Jafri, Mann and Oram at TCFF 2015
"I think its a massive shame that stunt guys and action guys get very little recognition at the Oscars and in the film scene in general." Oram tells Film Combat Syndicate. "So I wanted to create a seperate award for them - which we did last year - presented by Byron Mann. I hope this year with more support and PR we could get an even bigger name to present the award so long as the fight community know to send in their shorts to the festival".

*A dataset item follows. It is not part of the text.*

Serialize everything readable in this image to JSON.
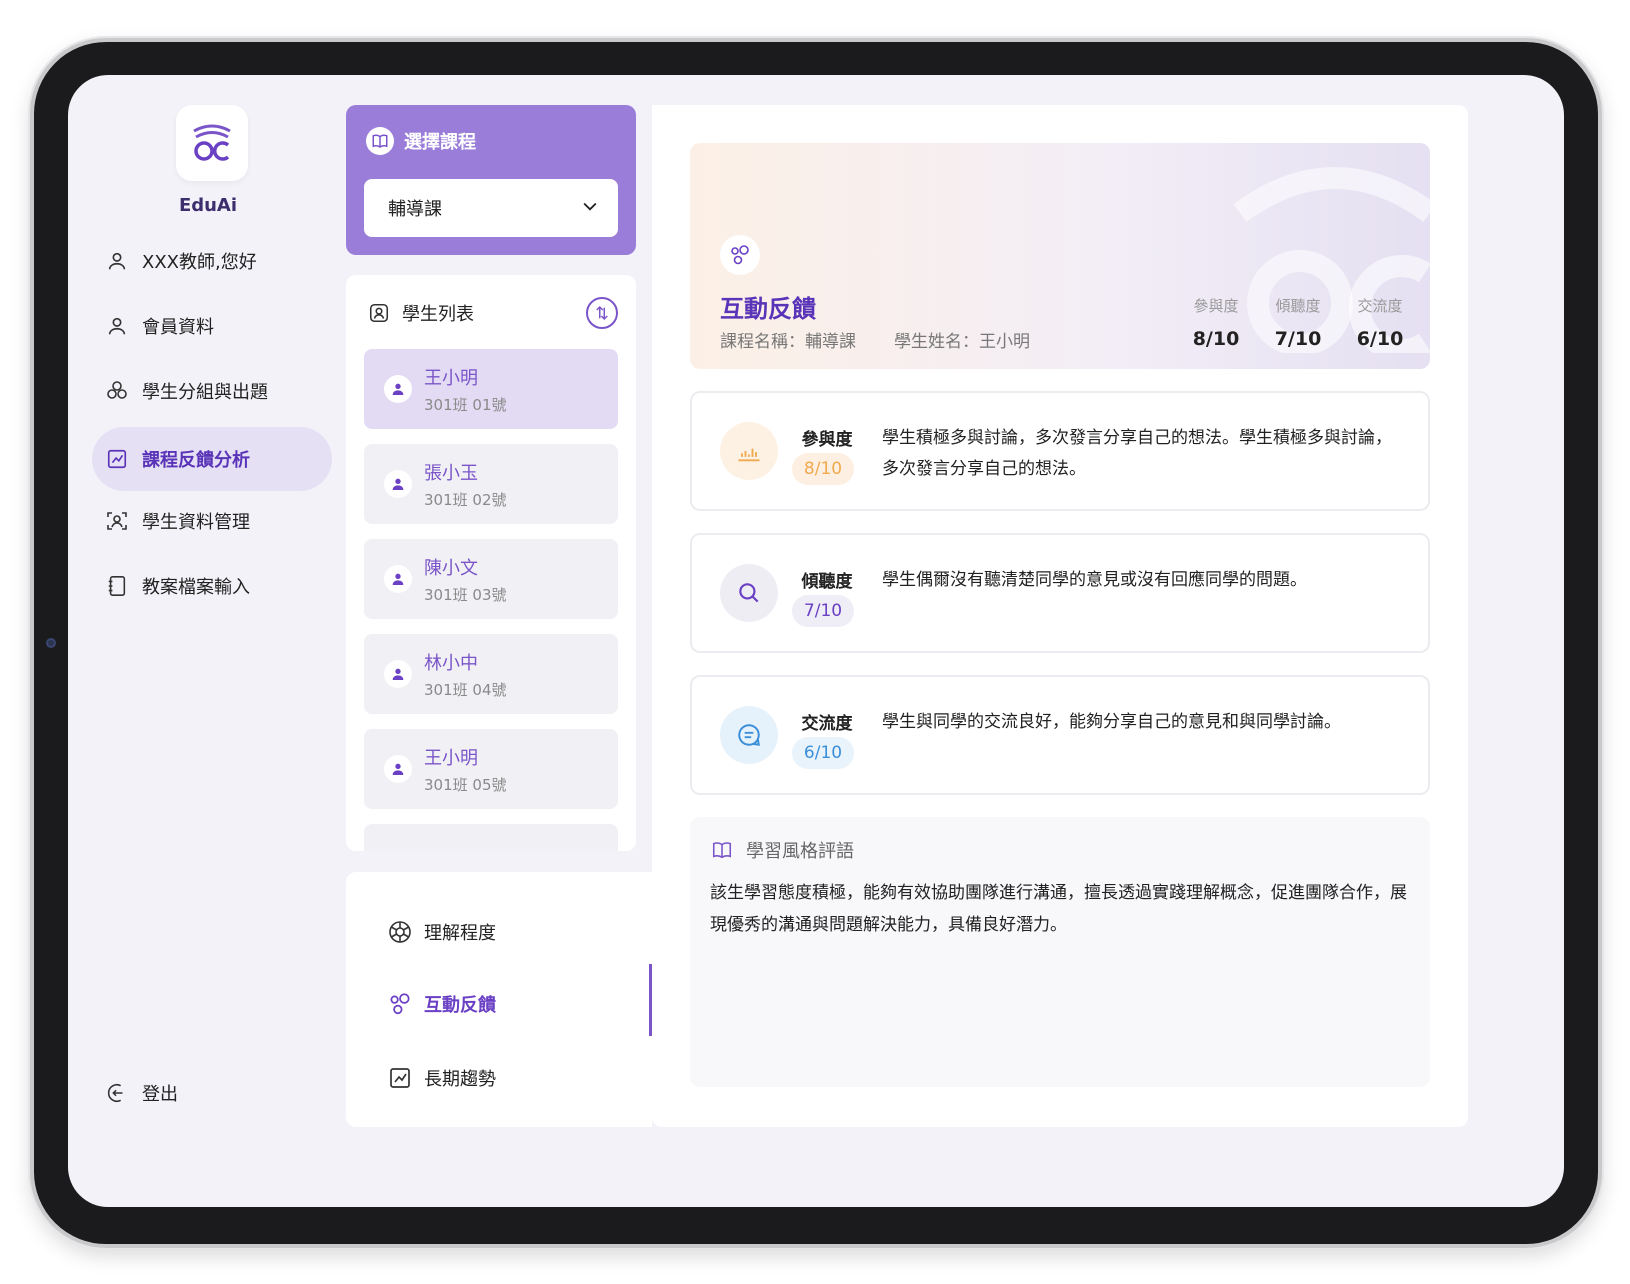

Oram and Jafri are also seeking investors and other opportunities to span various categories of dynamic filmmaking with a possible nod toward action sports and athletes. All film genres are accepted for the festival as are the action projects - all for which submissions are open from now through December 31, 2016; Free submissions close on November 30.
Director Kim Jee-Woon's 2005 action drama, A Bittersweet Life, certainly lended one of the most brutal and memorable titles Korean cinema had to offer near the start of the millenium with actor Lee Byung-Hun front and center. Fast forward to present day where Twentieth Century Fox is poised to advance a remake effort with the promise of actor Michael B. Jordan leading the cast.
Jennifer Yuh, Nelson (Kung Fu Panda 2, Kung Fu Panda 3) is being tapped to direct the remake with the goal of steering it as potential franchise starter with Jordan playing a high-level mob enforcer who becomes romantically embroiled in a deadly cover-up with his boss's young mistress. 21 Laps's own Shawn Levy, Dan Levine and Dan Cohen are producing in association with CJ Entertainment with Jason Young overseeing for Fox.
Jordan is next slated to appear in the February 16, 2018 release of Creed helmer Ryan Coogler's Marvel adaptation, Black Panther, opposite lead star Chadwick Boseman. (Deadlin…
I think it's safe to say you know your movie sucks when you not only screw the rights holders whose name and content you base your unsanctioned film on, but when said rights holders join the chorus of critics panning your movie from literally every angle of the internet. That is the level of achievement you have reached if your name is George Nolfi and you've directed a film called Birth Of The Dragon, long hyped to be a hopefully legendary homage to Bruce Lee, the late founder of Jeet Kune Do and patriarch of American martial arts movie fandom.
Normally when I screen an independently-produced film, I offer as much of a curve as I possibly can while reviewing. I'm a regular advocate of DIY filmmaking for creatives who have observed their own respective talents and strive to build themselves and bring good storytelling and equally fierce screenfighting to the fray in their projects. Some are zero-budgeted while others have some type of investment involved with a crew of enough experienced people to help bring the essential pieces together for a single movie. Conclusively, when it works, it works.
That said, I'm not going to go into the specifics regarding the development and history leading up to the production of a'Ali DeSouza's feature debut, Jackson Bolt, starring actor and decorated martial artist, Robert Parham. My knowledge on that end is nil. However, what I do know, pertaining to the latter statement of my introductory paragraph, is that while when a film works when all the right and functional pieces …